Forget all that nonsense about the Ringling Bros. — Campus Preview Weekend is officially the ‘Greatest Show on Earth,’ and I mean that in a very good way. I walked out of the Infinite Corridor (which I overheard referred to as “the Really Long Corridor”) onto Massachusetts Avenue Thursday afternoon and received something of a shock — MIT campus central looking like the college brochures I received in the mail oh so long ago. The benches in front of the Student Center were filled in spite of the singular aroma of fresh mulch, and Kresge Oval was alive with flying Frisbees. It’s virtually never like this during the semester — the people frolicking about couldn’t all be admitted pre-freshmen. What is it about CPW that gets us out of our rooms and into the sunlight?

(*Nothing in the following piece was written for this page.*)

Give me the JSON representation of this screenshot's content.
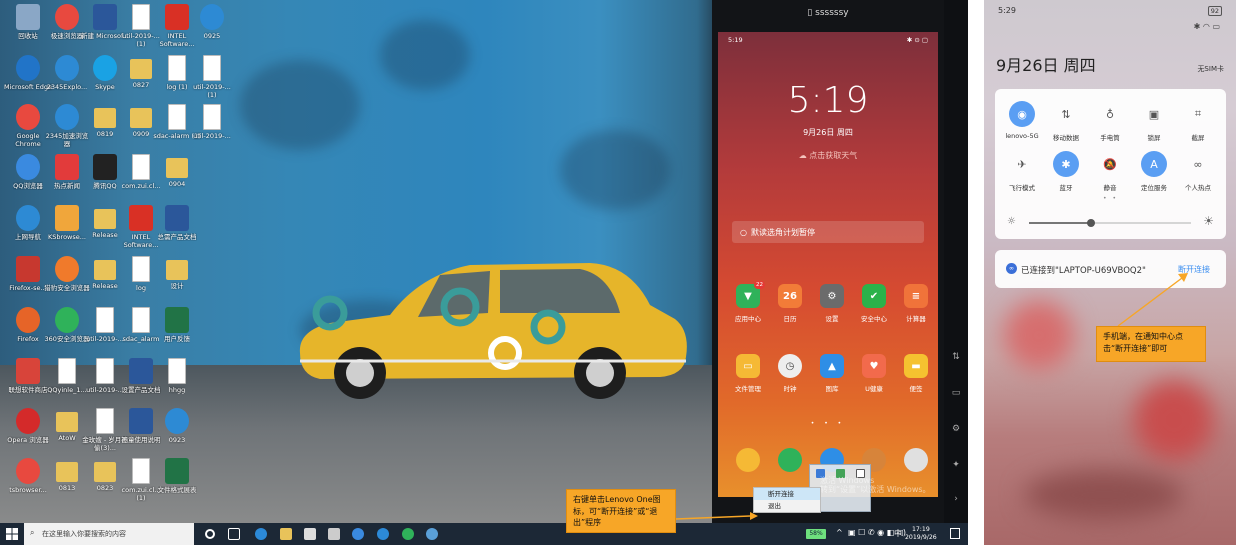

Is it the desire to impress the prefrosh, who are looking to us as possible examples of their future selves? It is, in large part, our role to convince them to come to MIT and show them how to have fun Engineer-style, not to mention accept them into our living space in spite of the lack of reprieve from any of our academic responsibilities. Let me reiterate that: in spite of the lack of reprieve from any of our academic responsibilities. (I’m not bitter — just short on sleep.) Given the innate tendency of MIT students for both excellence and excess, however, I figure that if we really wanted to impress the incoming class, we’d cover every building on campus — except perhaps the Stata Center and Simmons Hall — in aluminum foil and try to convince everyone that MIT is secretly a city from the future, where everything is shiny and plated with chrome. Even if they didn’t buy it, the decorations wouldn’t be hard to pass off as a very elaborate hack.

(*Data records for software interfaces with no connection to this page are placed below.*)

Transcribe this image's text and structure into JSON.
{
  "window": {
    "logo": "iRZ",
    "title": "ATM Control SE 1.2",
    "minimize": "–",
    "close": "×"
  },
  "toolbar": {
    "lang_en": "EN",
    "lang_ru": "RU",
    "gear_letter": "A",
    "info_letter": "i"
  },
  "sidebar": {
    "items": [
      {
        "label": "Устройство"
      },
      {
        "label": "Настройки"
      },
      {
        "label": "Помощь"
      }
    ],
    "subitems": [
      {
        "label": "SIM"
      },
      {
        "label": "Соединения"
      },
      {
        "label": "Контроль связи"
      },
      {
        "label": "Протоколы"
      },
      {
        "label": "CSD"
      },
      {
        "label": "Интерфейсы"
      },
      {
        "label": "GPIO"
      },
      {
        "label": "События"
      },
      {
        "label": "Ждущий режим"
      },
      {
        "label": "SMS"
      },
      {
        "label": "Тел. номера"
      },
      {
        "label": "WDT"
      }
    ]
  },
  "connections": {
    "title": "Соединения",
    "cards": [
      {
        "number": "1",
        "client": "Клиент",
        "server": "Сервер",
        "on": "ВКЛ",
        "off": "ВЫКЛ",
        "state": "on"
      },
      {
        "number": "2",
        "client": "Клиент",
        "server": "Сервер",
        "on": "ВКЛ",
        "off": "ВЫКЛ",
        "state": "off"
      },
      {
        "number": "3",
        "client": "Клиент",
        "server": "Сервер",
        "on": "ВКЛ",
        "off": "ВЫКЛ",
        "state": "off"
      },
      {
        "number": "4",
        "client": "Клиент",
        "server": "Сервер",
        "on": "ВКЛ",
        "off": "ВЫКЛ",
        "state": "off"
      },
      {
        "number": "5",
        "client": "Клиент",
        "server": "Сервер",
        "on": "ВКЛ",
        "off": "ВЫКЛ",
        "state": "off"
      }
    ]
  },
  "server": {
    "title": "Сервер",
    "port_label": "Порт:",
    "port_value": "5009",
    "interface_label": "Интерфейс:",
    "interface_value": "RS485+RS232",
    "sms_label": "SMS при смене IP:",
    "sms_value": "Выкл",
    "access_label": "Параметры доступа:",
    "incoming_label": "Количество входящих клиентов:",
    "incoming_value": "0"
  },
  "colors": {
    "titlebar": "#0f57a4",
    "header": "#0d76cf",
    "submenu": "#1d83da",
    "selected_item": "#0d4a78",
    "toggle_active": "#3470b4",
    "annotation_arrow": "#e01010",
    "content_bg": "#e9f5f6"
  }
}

Maybe it’s all the free food. This is by far a more compelling point — free food is a guaranteed selling point anywhere, and the vast quantities of edibles available can draw famished college students away from their rooms, crawling with their emaciated fingers from event to event, accumulating enough nutrients to sustain them until next year. But that couldn’t be the only reason, could it? Even after taking into account tuition costs, many of the freshmen can readily rely on family support for finances, and therefore could as easily order in food and ignore the outside world entirely. Yet freshman seem to account for just as great a proportion of the MIT students out and about during CPW, if not greater. So something else must be at work.

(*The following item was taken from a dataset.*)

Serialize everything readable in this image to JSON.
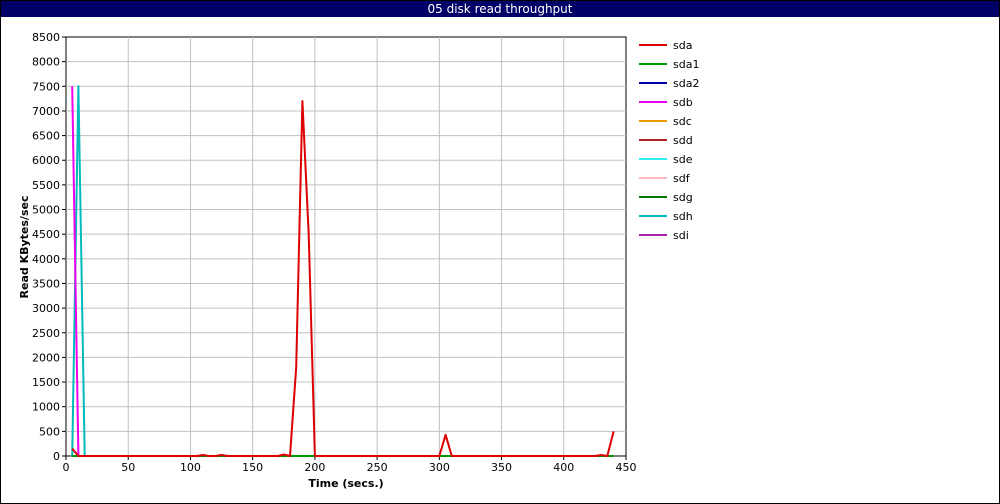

Perhaps the real reason that current MIT students, and particularly freshmen, are attracted to CPW activities is because we are no longer the center of attention. I will be among the first to admit that I reminisce fondly on my own CPW, not to mention Orientation and Rush, a bombardment of attention under which my ego was inflated to the point of nearly exploding like a dry ice bomb. Naturally, when CPW rolled around (and, I suspect, when Orientation rolls around), we crave the same attention that the incoming freshmen are receiving. This is, of course, to minimal avail, and it isn’t hard to distinguish between the feigned naïveté on our faces and the genuine, uncrushed enthusiasm of prefrosh.
Speaking as one who did my absolute best at my own CPW to impress the grown-up MIT kids, and it’s not until now that I realize that I didn’t have to, I now know that I would have been lavished upon regardless of their perception of my merit. Interestingly enough, with increased contact with the prefrosh, my behavior during last year’s CPW — constantly alternating between fawning awe and complete megalomania — is placed in unnerving perspective.
Man, did I act like a dork.